However, the study has also copped some criticism because it’s effectively forecasting the usage of a utility without any consideration for price.
According to ComputerWorld, Intelligent Business Research Services (IBRS) analyst Guy Cranswick says the Cisco data is a useful guide, but hardly fool-proof.
“NBN Co would have to demonstrate that data volume/usage is unaffected by price and they cannot,” says Cranswick.
In response to his comments, an NBN spokesperson said the network company will endeavour to provide consumers with the cheapest prices possible.
The debate about broadband cost is an international one, as demonstrated by ZDNET’s David Braue. The writer explains how the good people of Palo Alto, a rich community in the middle of Silicon Valley, have rejected a FttH proposal because it would be too expensive.
Closer to home Vico-Chancellor of the University of Southern Queensland, Jan Thomas, has raised the issue of NBN access for students from poorer backgrounds, rural areas and those with disabilities. Thomas suggests that unless the government offers subsidies for some students in these situations, they might miss out on the benefits
The benefits of the network are expected to be significant, especially for small business and rural areas. NBN Co general manager for external affairs Trent Williams reports that up to 90 per cent of small businesses in some rollout areas in rural Australia are signing up for the service.
Viocorp chief operating office Rachel Dixon similarly sold the benefits for rural Australia, arguing that it could prevent the brain drain that’s eroding many services in the bush.
Both these developments give some context to the wireless tower debate mentioned earlier.
The government’s challenge is to instil these benefits in community attitudes, particularly before its likely removal at the next election. The department of broadband, communications and the digital economy held broadcast a live panel discussion over the web to do exactly that.
According to The Telegraph, federal MPs have been sent cardboard cut-outs to help them understand how the NBN works. It’s reassuring to see how engaged our elected members are with such top-shelf education materials being rolled out to them.
And finally, NBN Co chief executive Mike Quigley has refused to accept a $400,000 annual bonus because of certain objections he has for short-term remuneration.

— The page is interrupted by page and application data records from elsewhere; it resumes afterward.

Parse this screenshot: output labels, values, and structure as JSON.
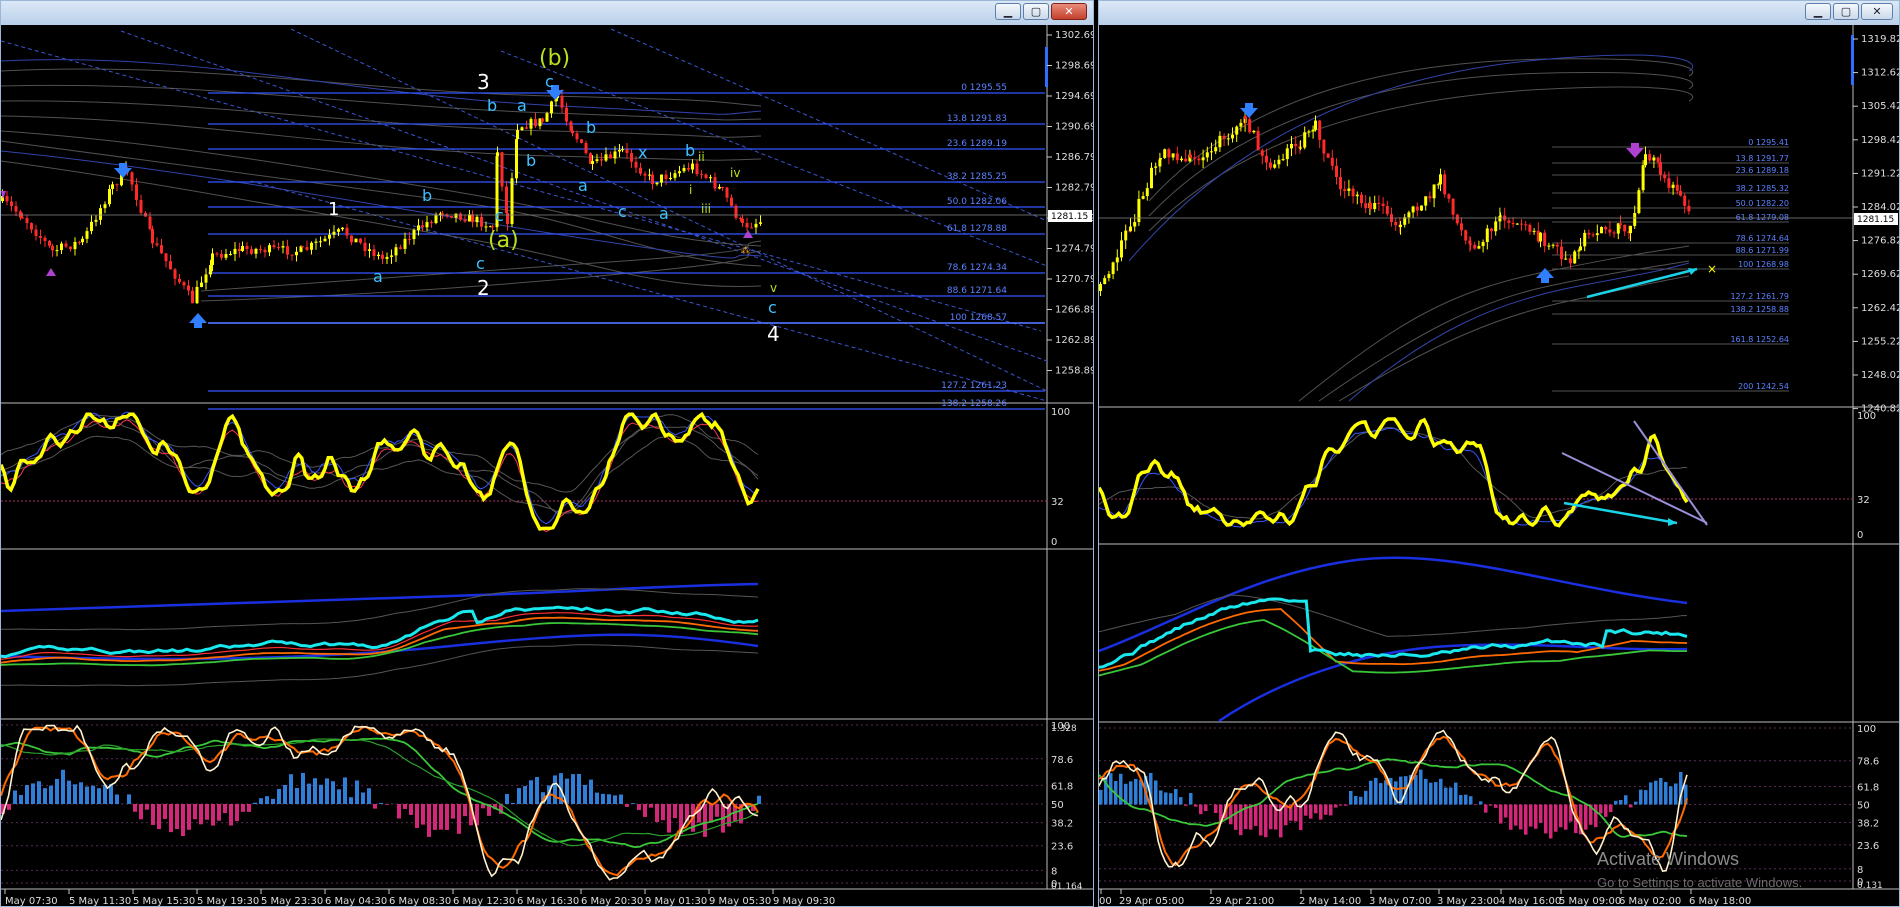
{
  "window_buttons": {
    "minimize": "▁",
    "maximize": "▢",
    "close": "✕"
  },
  "colors": {
    "yellow": "#ffff00",
    "cyan": "#00ffff",
    "blue_label": "#3fa3ff",
    "fib_line": "#3355ff",
    "magenta": "#e0307a",
    "hist_blue": "#2f7fd8",
    "orange": "#ff6a00",
    "green": "#39c739"
  },
  "left": {
    "price_axis": [
      "1302.69",
      "1298.69",
      "1294.69",
      "1290.69",
      "1286.79",
      "1282.79",
      "1278.79",
      "1274.79",
      "1270.79",
      "1266.89",
      "1262.89",
      "1258.89"
    ],
    "current_price": "1281.15",
    "fib_levels": [
      "0 1295.55",
      "13.8 1291.83",
      "23.6 1289.19",
      "38.2 1285.25",
      "50.0 1282.06",
      "61.8 1278.88",
      "78.6 1274.34",
      "88.6 1271.64",
      "100 1268.57",
      "127.2 1261.23",
      "138.2 1258.26"
    ],
    "wave_labels": {
      "w1": "1",
      "w2": "2",
      "w3": "3",
      "w4": "4",
      "wa_paren": "(a)",
      "wb_paren": "(b)",
      "small_a": "a",
      "small_b": "b",
      "small_c": "c",
      "small_x": "x",
      "roman_i": "i",
      "roman_ii": "ii",
      "roman_iii": "iii",
      "roman_iv": "iv",
      "roman_v": "v"
    },
    "rsi_levels": [
      "100",
      "32",
      "0"
    ],
    "osc_levels": [
      "100",
      "78.6",
      "61.8",
      "50",
      "38.2",
      "23.6",
      "8",
      "0"
    ],
    "osc_top": "1.328",
    "osc_bottom": "01.164",
    "time_axis": [
      "May 07:30",
      "5 May 11:30",
      "5 May 15:30",
      "5 May 19:30",
      "5 May 23:30",
      "6 May 04:30",
      "6 May 08:30",
      "6 May 12:30",
      "6 May 16:30",
      "6 May 20:30",
      "9 May 01:30",
      "9 May 05:30",
      "9 May 09:30"
    ]
  },
  "right": {
    "price_axis": [
      "1319.82",
      "1312.62",
      "1305.42",
      "1298.42",
      "1291.22",
      "1284.02",
      "1276.82",
      "1269.62",
      "1262.42",
      "1255.22",
      "1248.02",
      "1240.82"
    ],
    "current_price": "1281.15",
    "fib_levels": [
      "0 1295.41",
      "13.8 1291.77",
      "23.6 1289.18",
      "38.2 1285.32",
      "50.0 1282.20",
      "61.8 1279.08",
      "78.6 1274.64",
      "88.6 1271.99",
      "100 1268.98",
      "127.2 1261.79",
      "138.2 1258.88",
      "161.8 1252.64",
      "200 1242.54"
    ],
    "rsi_levels": [
      "100",
      "32",
      "0"
    ],
    "osc_levels": [
      "100",
      "78.6",
      "61.8",
      "50",
      "38.2",
      "23.6",
      "8",
      "0"
    ],
    "osc_bottom": "0.131",
    "time_axis": [
      "00",
      "29 Apr 05:00",
      "29 Apr 21:00",
      "2 May 14:00",
      "3 May 07:00",
      "3 May 23:00",
      "4 May 16:00",
      "5 May 09:00",
      "6 May 02:00",
      "6 May 18:00"
    ]
  },
  "watermark": {
    "title": "Activate Windows",
    "subtitle": "Go to Settings to activate Windows."
  }
}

For all the criticisms the opposition has had for the financing of the NBN and its attacks on Quigley’s reputation, it’d be nice to see some recognition of such self-sacrifice.

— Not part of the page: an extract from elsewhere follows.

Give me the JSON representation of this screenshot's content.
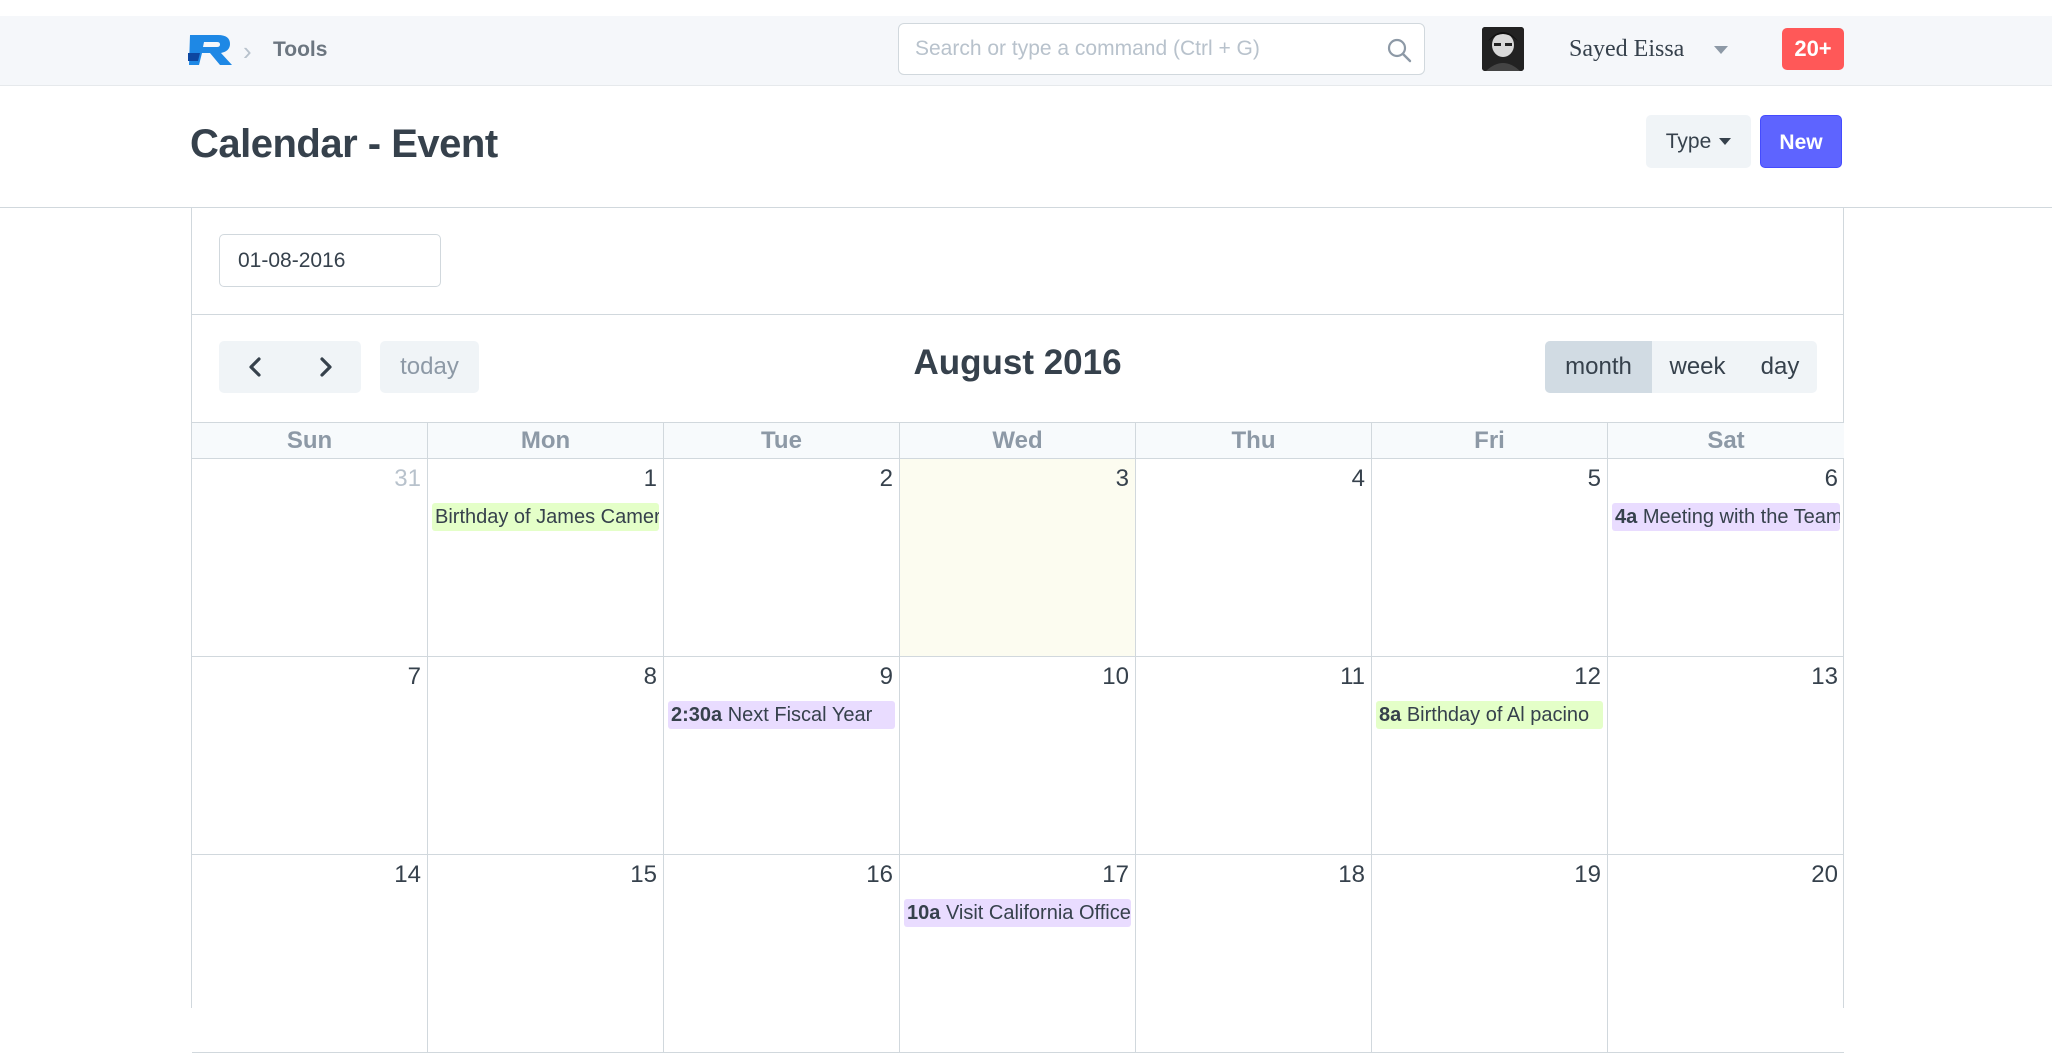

Quigley’s entire first year’s salary of $2 million was donated to medical research.